A little while ago in this space, we published a review of our findings from the verbal section of the newly-released Official Guide for GMAT Review, 12th edition. At the end of that post, we promised a similar review of the quantitative questions. If you have been patiently waiting for that installment, then an explanation is certainly in order. Why the delay: Well, quite simply, we didn’t follow our own advice.
GMAT quantitative questions are quite a bit like snowflakes, in that, if you look hard enough, no two are alike; one may blend algebra with a statistics definition (solve for the variable in order to find the median of a set…), while another may involve a geometry formula used to solve for a variable. So, one might be classified as a statistics problem while the other is noted as a geometry one.
When you break them down to their essence, however, snowflakes are just pieces of somewhat-melted ice, and their practical value can be summarized relatively quickly: is it powder worth skiing, wet snow that will be difficult to shovel, or icy enough to cause traffic problems? Similarly, with GMAT problems, while you can designate each problem as unique, you’ll find that the majority of questions are rooted either in arithmetic or algebra principles, tested through the lens of a problem solving or data sufficiency format.
In our attempt to comprehensively deconstruct the findings of the latest publication by the Graduate Management Admissions Council, our initial attempts broke from the more-useful “practical usage” strategy and tended toward the “unique snowflake” approach. (Note: your blogger uses collective pronouns like “we” and “our” in an attempt to spread the blame; in fact, it’s his fault entirely) While comprehensive research is a noble pursuit, practical strategy is crucial on the GMAT, and a second (but not necessarily “closer”) look at the 12th edition revealed some quite-useful practical points:
- The prevailing categories associated with each question tend dramatically toward Arithmetic and Algebra questions; put simply, the vast majority of questions primarily test Arithmetic and Algebra skills and knowledge.
- The most commonly-occurring “subtype” of question is Algebra – Linear Equations, followed somewhat closely by Algebra-Exponents/Roots. For your study purposes, a thorough and confident understanding of Algebra principles will be paramount.
- Furthermore, Word Problems, categorized separately from pure Algebra problems, constituted the highest tally among questions not labeled as Algebra or Arithmetic – and keep in mind that Word Problems extensively test your ability to convert descriptions of situations in to algebraic terms.
- Geometry questions comprise just over 10% of the quantitative questions in the 12th edition.
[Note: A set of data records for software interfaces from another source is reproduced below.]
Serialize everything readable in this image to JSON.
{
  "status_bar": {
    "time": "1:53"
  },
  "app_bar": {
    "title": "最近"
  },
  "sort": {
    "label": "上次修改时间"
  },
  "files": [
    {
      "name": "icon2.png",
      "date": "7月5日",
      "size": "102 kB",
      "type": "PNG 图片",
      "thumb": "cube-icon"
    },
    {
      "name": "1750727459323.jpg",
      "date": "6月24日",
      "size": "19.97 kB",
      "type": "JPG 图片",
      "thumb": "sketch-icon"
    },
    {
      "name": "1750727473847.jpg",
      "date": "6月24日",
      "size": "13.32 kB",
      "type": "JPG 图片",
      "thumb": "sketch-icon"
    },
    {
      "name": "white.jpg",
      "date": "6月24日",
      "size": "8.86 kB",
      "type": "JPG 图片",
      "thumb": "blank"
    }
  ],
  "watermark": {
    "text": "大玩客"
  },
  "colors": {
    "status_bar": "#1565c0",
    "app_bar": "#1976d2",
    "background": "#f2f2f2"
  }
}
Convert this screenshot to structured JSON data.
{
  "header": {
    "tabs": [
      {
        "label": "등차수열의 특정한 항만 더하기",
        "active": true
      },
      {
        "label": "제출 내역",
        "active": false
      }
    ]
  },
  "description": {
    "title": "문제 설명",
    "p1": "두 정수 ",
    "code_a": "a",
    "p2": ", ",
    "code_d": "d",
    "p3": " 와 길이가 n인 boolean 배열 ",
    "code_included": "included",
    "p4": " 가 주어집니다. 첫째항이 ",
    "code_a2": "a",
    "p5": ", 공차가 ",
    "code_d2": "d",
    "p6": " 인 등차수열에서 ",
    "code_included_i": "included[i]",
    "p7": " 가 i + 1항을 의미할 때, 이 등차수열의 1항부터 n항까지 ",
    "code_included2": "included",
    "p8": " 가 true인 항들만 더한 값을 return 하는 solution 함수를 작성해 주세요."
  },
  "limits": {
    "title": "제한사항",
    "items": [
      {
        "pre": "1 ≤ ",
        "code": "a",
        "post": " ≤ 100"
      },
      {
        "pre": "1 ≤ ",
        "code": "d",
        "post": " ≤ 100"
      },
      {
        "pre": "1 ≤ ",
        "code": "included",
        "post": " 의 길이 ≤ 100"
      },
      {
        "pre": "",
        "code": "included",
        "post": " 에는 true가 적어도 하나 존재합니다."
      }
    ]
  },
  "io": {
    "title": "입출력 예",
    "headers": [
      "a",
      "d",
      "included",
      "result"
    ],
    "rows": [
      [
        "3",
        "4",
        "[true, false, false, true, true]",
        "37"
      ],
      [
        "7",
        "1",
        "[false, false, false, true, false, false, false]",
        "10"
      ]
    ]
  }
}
The Official Guide books display questions in ascending order of difficulty, so the books provide some insight in to the ways in which the GMAT derives its difficulty. A few findings include:
- On Data Sufficiency questions, questions that ask for a value far outnumber those that ask for a yes-or-no answer. However, the majority of yes/no questions appear in the last third of questions – presumably the most difficult third. This points to the GMAT’s ability to disguise the ability of finding absolute certainty in a question, and encourages the test taker to consider his assumptions regarding the numbers in play (will a number with a different property provide a different result?)
- Probability and Statistics questions only constitute a small percentage of questions (combined, about 10%), but the majority of them appear in the most-difficult third of questions, suggesting that the GMAT derives difficulty from the presence and application of these “advanced” concepts.
Overall, our findings are consistent with the evolution of the Veritas Prep course materials and syllabus:
- With our new Math Essentials lesson, we emphasize thorough understanding of fundamental Arithmetic and Algebra concepts, which are crucial for success on a majority of GMAT problems.
- As the test has grown to feature more advanced applications of Statistics and especially Probability, we have expanded and better-featured our coverage of each discipline.
- Our addition of the Advanced Word Problems section of our final lesson is consistent with the evolution of Word Problems on the GMAT.
- The “logical certainty” emphasis of difficult Data Sufficiency problems reflects a focus on those problems as a test of logic as much as of mathematics, and logic has been a recurring theme in the Veritas Prep curriculum since its inception.
Overall, as your blogger humbly learned when initially attempting to deconstruct the 12th edition in to useful categories and recommendations, the GMAT quantitative section seeks to lull test takers in to the classic problem of “paralysis by analysis,” getting you to think of each question as a challenge unique unto itself. In actuality, the GMAT tests a finite set of skills in a smaller-than-you’d-think series of standard formats. When you break down unique snowflakes, they’re just water; when you break down the GMAT in to its basic composition, it becomes a much more beatable exam.